Katharine McCormick had also devoted her time and assets to other causes. In 1909, she began actively participating in the women's suffrage movement and spoke at Massachusetts' first outdoor demonstration by women for the right to vote. McCormick, along with Mary Ware Dennett and several others, went on to organize 97 more open-air rallies for women's rights while also lobbying the state legislature. For years she worked with Carrie Chapman Catt in the National American Woman Suffrage Association (NAWSA), and chaired its War Service Department during World War I. The social changes wrought by that international conflict eventually brought success to the movement, and American women won the right to cast ballots in federal elections in 1920.

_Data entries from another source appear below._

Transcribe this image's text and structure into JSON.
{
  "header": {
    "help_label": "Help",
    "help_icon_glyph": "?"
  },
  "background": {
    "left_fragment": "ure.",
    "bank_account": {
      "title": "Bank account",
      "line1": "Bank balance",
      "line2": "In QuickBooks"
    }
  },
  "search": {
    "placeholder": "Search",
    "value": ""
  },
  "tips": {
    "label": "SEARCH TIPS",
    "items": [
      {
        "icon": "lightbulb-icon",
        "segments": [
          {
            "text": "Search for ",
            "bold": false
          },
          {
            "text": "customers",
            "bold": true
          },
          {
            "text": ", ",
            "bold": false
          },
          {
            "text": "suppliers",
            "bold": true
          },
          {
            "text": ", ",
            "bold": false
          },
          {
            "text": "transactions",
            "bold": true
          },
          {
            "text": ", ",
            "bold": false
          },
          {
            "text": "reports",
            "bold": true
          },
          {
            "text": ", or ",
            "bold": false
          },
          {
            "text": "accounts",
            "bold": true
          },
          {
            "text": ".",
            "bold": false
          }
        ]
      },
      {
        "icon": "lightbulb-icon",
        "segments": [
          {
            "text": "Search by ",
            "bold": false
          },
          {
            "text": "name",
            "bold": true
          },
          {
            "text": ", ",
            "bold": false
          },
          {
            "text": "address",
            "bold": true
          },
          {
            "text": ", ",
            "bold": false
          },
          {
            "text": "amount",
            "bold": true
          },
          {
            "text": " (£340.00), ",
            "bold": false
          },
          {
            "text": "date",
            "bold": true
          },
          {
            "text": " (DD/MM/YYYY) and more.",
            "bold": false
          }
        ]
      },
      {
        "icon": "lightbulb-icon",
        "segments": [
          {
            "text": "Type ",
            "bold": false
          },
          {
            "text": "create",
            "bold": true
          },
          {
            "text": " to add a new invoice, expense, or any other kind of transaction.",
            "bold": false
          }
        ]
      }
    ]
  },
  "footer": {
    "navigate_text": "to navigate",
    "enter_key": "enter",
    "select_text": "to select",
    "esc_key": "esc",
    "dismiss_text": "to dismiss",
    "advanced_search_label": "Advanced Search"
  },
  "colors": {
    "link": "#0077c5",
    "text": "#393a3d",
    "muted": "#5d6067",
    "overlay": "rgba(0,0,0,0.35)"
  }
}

But it was in the realm of reproductive freedom that Katharine McCormick's convictions and support resulted in direct progress. During World War I, she became an ally of Margaret Sanger , a prominent activist in the birth-control movement in the early decades of the 20th century, when even supplying information on contraceptive methods was illegal. McCormick supported Sanger's efforts financially, and was one of many travelers who smuggled European diaphragms into the United States to give American women access to them. For years McCormick funded research projects on contraception, and eventually came to know a biologist and hormone researcher named Gregory Pincus. In 1953 she solicited his help in developing a safe and effective contraceptive for women, and provided him and his research institute with funds to continue his experimental research with synthetic hormones. This research had been dismissed as unpromising by a pharmaceutical company, but McCormick thought otherwise because of her scientific background and knowledge of endocrinology. Enovid, the first oral contraceptive for women, came on the market seven years later and quite literally changed the world. Popularly known as the pill (as are its lower-dose successors), it is considered one of the most significant inventions of the 20th century.
At her alma mater, McCormick funded the construction of two dormitories for women. M.I.T. had long balked at rescinding its annual quota on female students, declaring that it did not have sufficient space to house them, but the construction of two Stanley McCormick Halls, in 1962 and 1968, effectively negated that argument. Before her death in 1967, McCormick also gave money in her husband's name to the art museum of Santa Barbara, and in her will left a $5 million bequest to the Planned Parenthood Foundation of America.
Sicherman, Barbara, and Carol Hurd Green, eds. Notable American Women: The Modern Period. Cambridge, MA: The Belknap Press of Harvard University, 1980.
Carol Brennan , Grosse Pointe, Michigan